Rao, R.P.N., and Ballard, D.H. (1999) 'Predictive coding in the visual cortex: a functional interpretation of some extra-classical receptive-field effects', Nature Neuroscience, 2, pp. 79-87.

Ryle, G. (1949) The Concept of Mind (London: Hutchinson).

Saffran, J.R., Aslin, R.N. and Newport, E.L. (1996) 'Statistical learning by 8-month-old infants', Science, 274, pp. 1926-8.

de Saussure, F. (1959) Course in General Linguistics (New York: McGraw-Hill).

Service, E.R. (1962) Primitive Social Organisation (New York: Random House).

Simon, B. (1978) The Classical Roots of Modern Psychiatry (Ithaca, New York: Cornell University Press).

Singh, J. and Zingg, R. (1941) Wolf Children and Feral Man (New York: Harper).

Sluckin, W. and Herbert, M. (1986) Parental Behaviour (Oxford: Basil Blackwell).

Sokolov, A.N. (1972) Inner Speech and Thought (New York: Plenum Press).

Sokolov, E. (1963) Perception and the Conditioned Reflex (New York: Macmillan).

Sorabji, R. (1993) Animal Minds and Human Morals (Ithaca, New York: Cornell University Press).

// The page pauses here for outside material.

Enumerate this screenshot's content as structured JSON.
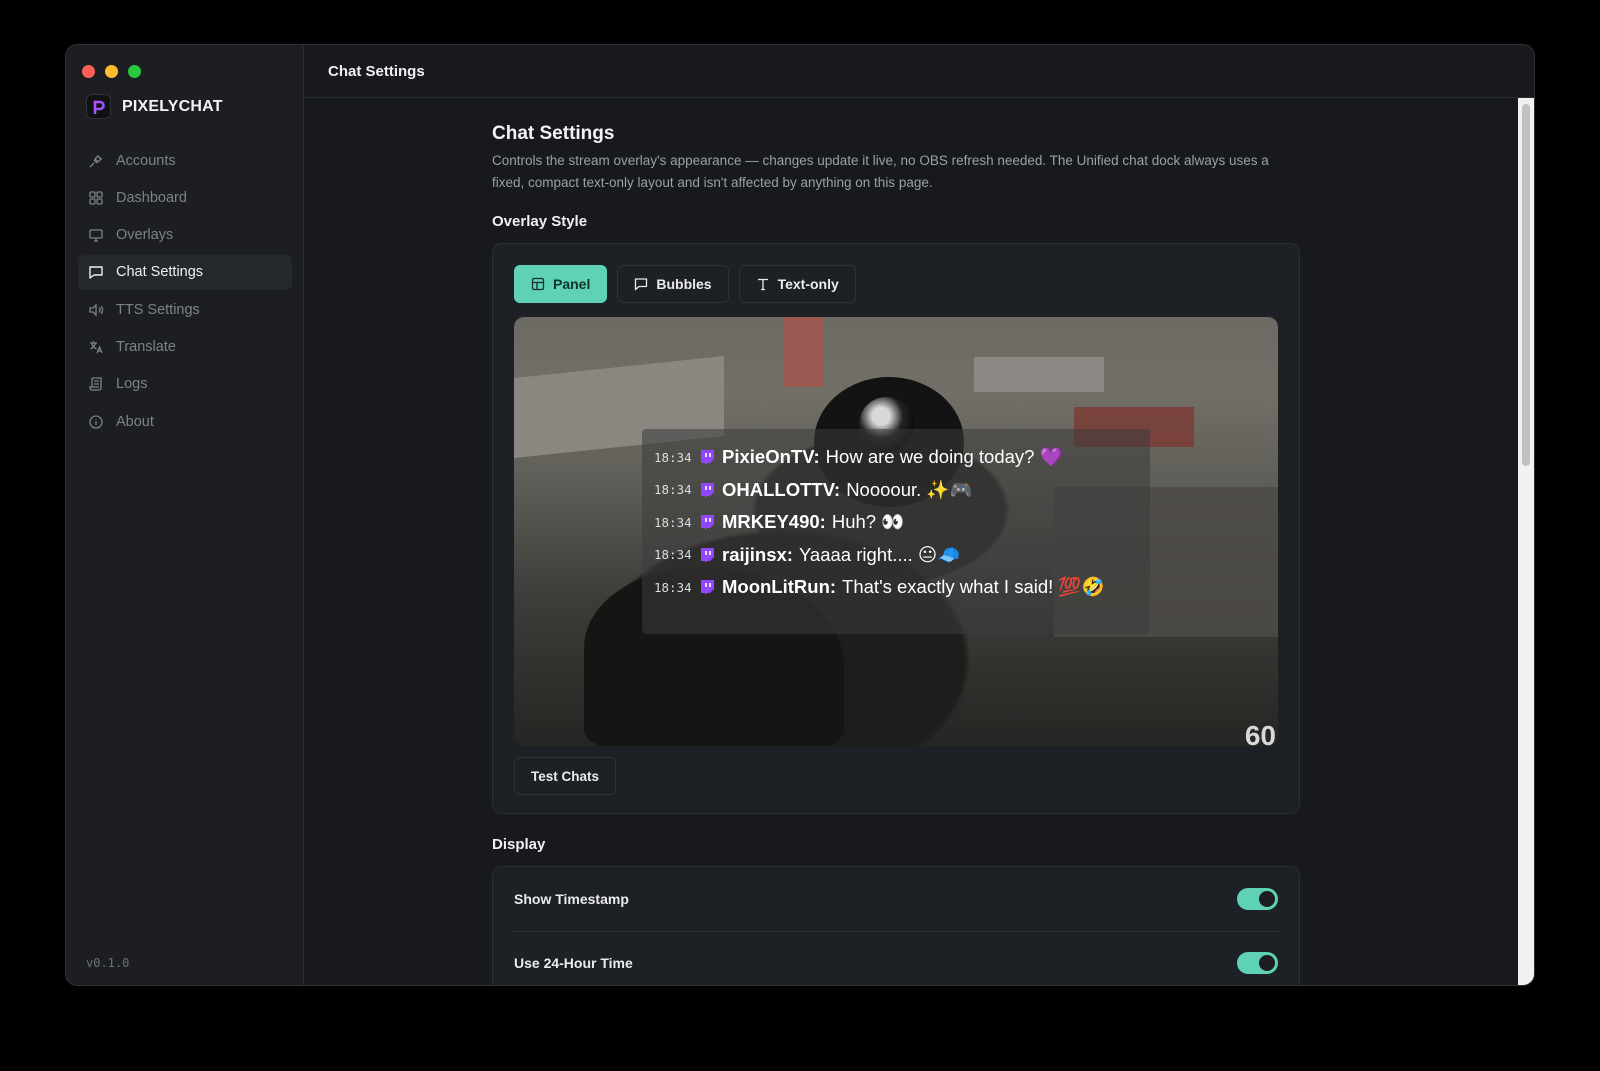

Spence, S.A., Brooks, D.J., Hirsch, S.R., Liddle, P.F., Meehan, J., Grasby, P.M. (1997), `A PET study of voluntary movement in schizophrenic patients experiencing passivity phenomena (delusions of alien control)', Brain, 120, pp. 1997-2011.

Thompson, H.S. (1966) Hell's Angels (New York: Random House).

Trefil, J. (1997) Are We Unique? (New York: Wiley).

Vygotsky, L. (1986) Thought and Language, edited by Kozulin, A. (Cambridge, Massachusetts: MIT Press).

Vygotsky, L. (1978) Mind in Society, edited by Cole, S. (Cambridge, Massachusetts: Harvard University Press).

Vygtotsky, L. and Luria, A. (1994) 'Tool and symbol in child development', in The Vygotsky Reader, edited by van der Veer, R. and Valsiner, J. (Oxford: Basil Blackwell).

de Waal, F. (1982) Chimpanzee Politics (London: Jonathan Cape).

Walker, S. (1983) Animal Thought (London: Routledge and Kegan Paul),

Wall, P. (1999) Pain: The Science of Suffering (London: Weidenfeld and Nicolson).

Wertsch, J. (1991) Voices of the Mind (Cambridge, Massachusetts: Harvard University Press).

Whitten, W.B. and Leonard, J.M. (1981) 'Directed search through autobiographical memory', Memory and Cognition, 9, pp. 566-79.

Wittgenstein, L. (1922) Tractatus Logico-Philosophicus (London: Routledge and Kegan Paul).

Whorf, B. (1956) Language, Thought and Reality (Cambridge, Massachusetts: MIT Press).

Williams, G.V. and Goldman-Rakic, P.S. (1995) 'Modulation of memory fields by dopamine D1 receptors in prefrontal cortex', Nature, 376, pp. 572-5.

Wittgenstein, L. (1922) Tractatus Logico-Philosophicus (London: Routledge and Kegan Paul).

Wittgenstein, L. (1976) Philosophical Investigations (Oxford: Basil Blackwell).

Wolpert, D.M., Ghahramani, Z. and Jordan, M.I. (1995) 'An internal model for sensorimotor integration', Science, 269, pp.1880-2.

Zivin, G. (1979) The Development of Self-Regulation Through Private Speech (New York: John Wiley).

Zohar, D. (1990) The Quantum Self (New York: William Morrow).

home> back to readings